- [Problem to solve]: Every line containing the word "this" is to be copied from the data below.

*** Raw data

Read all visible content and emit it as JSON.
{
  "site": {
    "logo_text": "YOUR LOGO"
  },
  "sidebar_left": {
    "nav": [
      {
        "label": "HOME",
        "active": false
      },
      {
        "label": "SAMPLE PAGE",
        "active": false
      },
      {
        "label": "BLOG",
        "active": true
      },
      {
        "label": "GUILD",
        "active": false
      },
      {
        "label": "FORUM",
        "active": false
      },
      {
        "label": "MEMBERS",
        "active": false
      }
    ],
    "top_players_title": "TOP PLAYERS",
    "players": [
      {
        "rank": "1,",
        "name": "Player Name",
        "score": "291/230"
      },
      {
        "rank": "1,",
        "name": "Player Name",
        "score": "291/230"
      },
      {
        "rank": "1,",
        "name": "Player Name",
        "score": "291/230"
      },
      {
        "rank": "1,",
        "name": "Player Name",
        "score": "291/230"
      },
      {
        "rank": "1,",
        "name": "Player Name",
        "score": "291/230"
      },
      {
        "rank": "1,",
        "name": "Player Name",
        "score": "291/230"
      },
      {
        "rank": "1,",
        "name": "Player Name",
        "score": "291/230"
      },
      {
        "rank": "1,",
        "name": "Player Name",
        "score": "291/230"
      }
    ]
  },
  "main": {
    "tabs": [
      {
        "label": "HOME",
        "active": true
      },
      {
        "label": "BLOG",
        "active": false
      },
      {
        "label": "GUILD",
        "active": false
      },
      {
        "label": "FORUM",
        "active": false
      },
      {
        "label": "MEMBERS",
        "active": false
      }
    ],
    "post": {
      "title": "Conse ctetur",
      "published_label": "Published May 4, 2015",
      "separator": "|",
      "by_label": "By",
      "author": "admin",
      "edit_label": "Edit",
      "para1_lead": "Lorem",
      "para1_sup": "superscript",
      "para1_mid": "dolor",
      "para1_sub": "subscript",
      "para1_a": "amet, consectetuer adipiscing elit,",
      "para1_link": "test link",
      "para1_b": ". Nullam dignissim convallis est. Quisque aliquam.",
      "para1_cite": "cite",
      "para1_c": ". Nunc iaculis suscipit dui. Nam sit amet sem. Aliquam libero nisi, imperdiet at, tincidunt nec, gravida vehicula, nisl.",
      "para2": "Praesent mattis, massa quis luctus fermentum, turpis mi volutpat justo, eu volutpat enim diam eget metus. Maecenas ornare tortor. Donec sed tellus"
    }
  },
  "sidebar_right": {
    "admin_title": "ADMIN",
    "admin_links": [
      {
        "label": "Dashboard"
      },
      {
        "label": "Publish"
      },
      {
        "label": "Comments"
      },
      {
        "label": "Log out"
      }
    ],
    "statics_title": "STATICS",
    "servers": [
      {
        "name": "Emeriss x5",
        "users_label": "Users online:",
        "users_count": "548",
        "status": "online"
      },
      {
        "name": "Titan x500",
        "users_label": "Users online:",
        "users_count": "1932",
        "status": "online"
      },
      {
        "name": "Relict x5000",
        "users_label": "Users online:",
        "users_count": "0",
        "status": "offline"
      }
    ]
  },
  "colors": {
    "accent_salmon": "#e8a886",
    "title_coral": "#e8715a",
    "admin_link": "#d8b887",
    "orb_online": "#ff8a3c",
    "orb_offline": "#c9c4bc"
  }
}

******
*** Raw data

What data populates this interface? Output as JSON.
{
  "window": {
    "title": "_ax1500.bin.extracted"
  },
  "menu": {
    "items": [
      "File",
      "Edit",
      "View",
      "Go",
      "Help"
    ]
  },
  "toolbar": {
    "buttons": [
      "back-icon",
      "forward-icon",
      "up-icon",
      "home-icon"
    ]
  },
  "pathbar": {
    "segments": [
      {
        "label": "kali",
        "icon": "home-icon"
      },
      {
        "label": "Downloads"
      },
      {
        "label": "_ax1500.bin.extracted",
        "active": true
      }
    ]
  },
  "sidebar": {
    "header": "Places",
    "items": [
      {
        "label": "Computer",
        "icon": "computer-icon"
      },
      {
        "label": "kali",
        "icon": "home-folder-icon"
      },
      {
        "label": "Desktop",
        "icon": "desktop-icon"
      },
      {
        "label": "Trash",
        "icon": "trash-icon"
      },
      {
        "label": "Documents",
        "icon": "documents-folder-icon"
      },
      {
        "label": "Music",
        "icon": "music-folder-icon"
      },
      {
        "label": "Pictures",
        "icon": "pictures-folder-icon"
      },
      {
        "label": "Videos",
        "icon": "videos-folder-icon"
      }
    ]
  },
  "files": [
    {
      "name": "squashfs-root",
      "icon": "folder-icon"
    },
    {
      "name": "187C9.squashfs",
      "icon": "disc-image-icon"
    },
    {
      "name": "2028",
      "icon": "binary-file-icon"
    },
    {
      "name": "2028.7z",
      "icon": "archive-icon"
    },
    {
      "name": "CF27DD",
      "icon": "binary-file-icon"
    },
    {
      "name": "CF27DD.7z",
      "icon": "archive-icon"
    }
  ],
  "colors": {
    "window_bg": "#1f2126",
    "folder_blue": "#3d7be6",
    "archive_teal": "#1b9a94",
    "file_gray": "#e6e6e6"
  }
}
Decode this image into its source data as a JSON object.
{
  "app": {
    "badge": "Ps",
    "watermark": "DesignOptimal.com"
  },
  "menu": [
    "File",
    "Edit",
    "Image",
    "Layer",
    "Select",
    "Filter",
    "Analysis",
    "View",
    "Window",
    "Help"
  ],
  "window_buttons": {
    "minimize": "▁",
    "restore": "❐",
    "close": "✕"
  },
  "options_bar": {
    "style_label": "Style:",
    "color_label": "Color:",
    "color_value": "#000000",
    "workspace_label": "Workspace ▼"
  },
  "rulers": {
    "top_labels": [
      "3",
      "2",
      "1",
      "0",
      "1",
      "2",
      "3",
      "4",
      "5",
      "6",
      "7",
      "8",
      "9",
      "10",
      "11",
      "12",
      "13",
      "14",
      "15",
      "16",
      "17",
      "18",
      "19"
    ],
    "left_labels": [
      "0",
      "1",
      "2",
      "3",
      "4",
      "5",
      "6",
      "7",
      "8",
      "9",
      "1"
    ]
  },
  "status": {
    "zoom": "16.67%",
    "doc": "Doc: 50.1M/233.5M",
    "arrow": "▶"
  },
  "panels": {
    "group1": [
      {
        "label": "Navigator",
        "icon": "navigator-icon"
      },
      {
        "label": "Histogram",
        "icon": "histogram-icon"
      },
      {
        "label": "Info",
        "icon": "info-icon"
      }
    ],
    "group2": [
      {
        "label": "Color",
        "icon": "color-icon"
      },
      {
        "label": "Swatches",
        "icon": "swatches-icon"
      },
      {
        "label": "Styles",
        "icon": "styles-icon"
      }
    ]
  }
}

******

- [Solution to the exercise]:
What data populates this interface? Output as JSON.
Decode this image into its source data as a JSON object.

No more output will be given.